In the essay “Before Hip-hop was Hip-Hop” the author, Rebecca Walker, uses many literary tools to get her point across. This reflective piece compares hip-hop from the 80s to hip-hop today. Walker uses sensory details to help readers picture what she feels about the topic. She often uses slang which allows the text to have an informal tone. This makes the piece easier to read and comprehend. The author also provides examples of her own personal experiences of hip-hop which creates a casual mood and comes across as a story. In the first paragraph, Walker explains how kids these days are able to “spit out names of recording artists…..tell you about the songs they like and the clothes they want to buy. They’ll tell you about the indisputable zones
From the underground streets of New York to the global stage, Hip Hop can be seen as one of the most influential genres of its time. As a style of music that ultimately originated from black street culture, much of its context can be pinpointed to the issues of political and social equality that are often kept in the dark. When Hip Hop emerged throughout the late 70s, new artists were experimenting with an advancement in technology and used various devices including turntables to create certain beats. As time went on, Hip Hop turned the page to more of a lyrical genre where artists ultimately began using words in their lyrics to convey a certain theme or message to the public eye. (Wahl, 1999)
Dre used music as an escape from the tensions and problems of life. He went to house parties and clubs to work the turntables with The World Class Wreckin’ Cru around Los Angeles. In 1986, the young beat maker found Ice Cube and wrote many songs for Ruthless Records, a music label started by a drug dealer known as Eazy-E. This allowed Eazy-E to form the N.W.A. an acronym for N*ggaz With Attitude, with Dre and Cube, releasing their first album in 1987, Boyz N The Hood. A year later with new management under Jerry Heller and Priority Records, N.W.A. delivered Straight Outta Compton, which became a major hit due to its hardcore lyrics and reflection on street life, especially those of "F*ck tha Police," which resulted in the FBI sending a warning note to the NWA suggesting that the group should not promote violence. Dr. Dre’s role in this famous rap group was to produce the music and work as the DJ at the future N.W.A. concerts. They toured all over the U.S. becoming a major hit with the people but not with the police and federal government. To add to these problems,

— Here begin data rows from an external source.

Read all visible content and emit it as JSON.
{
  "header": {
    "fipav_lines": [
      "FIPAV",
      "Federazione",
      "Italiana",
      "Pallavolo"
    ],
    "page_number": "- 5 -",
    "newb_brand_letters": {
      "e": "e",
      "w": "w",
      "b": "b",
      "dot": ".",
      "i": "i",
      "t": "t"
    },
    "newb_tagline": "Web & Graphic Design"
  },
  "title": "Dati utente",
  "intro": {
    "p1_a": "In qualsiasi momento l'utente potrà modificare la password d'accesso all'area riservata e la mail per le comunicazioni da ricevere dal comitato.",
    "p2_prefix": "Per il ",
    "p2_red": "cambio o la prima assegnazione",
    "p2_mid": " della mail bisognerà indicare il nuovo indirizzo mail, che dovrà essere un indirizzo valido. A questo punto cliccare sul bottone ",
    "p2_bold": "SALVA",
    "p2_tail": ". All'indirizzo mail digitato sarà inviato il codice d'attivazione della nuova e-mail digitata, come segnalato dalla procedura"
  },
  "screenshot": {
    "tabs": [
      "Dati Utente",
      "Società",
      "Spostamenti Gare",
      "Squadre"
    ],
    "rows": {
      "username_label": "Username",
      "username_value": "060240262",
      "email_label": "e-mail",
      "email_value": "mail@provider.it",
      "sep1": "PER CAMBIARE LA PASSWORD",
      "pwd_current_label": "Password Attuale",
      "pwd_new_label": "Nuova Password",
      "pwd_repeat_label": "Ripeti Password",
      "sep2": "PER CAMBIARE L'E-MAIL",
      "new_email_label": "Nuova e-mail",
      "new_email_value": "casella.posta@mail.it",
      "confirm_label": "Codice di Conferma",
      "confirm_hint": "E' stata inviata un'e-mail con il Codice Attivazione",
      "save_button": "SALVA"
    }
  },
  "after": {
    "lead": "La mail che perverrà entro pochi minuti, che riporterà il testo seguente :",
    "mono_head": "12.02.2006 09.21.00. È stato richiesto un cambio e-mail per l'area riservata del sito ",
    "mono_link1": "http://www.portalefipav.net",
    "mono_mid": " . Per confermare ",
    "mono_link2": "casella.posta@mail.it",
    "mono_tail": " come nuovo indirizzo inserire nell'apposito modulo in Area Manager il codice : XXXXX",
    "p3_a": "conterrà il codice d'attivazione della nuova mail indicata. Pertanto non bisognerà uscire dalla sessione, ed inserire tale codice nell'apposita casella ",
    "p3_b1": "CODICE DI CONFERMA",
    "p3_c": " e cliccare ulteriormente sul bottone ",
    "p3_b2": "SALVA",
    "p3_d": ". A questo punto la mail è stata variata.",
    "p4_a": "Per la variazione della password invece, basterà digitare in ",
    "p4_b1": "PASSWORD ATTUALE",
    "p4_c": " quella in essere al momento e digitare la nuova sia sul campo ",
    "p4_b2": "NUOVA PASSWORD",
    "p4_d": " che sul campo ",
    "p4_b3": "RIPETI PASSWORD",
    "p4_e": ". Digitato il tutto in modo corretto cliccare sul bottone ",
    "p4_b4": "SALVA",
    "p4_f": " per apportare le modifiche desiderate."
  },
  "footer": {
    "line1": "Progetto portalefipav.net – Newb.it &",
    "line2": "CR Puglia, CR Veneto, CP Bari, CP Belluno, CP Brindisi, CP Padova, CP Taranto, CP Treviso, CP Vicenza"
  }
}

This movie was a broad discussion about hip-hop music (or more specifically gangster rap) and what kind of social issues the music not only showcases but seems to promote. The producer of this film, Byron Hunt, interviewed people involved in all aspects of the hip-hop industry, including famous rappers, to try to get to the bottom of this.
The African American community has not gained full equality to this day. Even after fighting for many years this present day issue has come to light in Hip-Hop artists songs like Macklemore & Ryan Lewis song, White Privilege II. Macklemore and Ryan Lewis are respected in their line of work because they have become very popular in today 's Hip-Hop music. Hip-Hop has been the newest way of news being broadcasted. As many artists like Macklemore have become more of an activist in this day and age. This song matters because Macklemore is established and this song will inform everyone around the country, even world what’s happening. This song message affects all of us as citizens of this country surrounded by racism and inequality. The action macklemore wants us to take is to stand up and end this war against racism.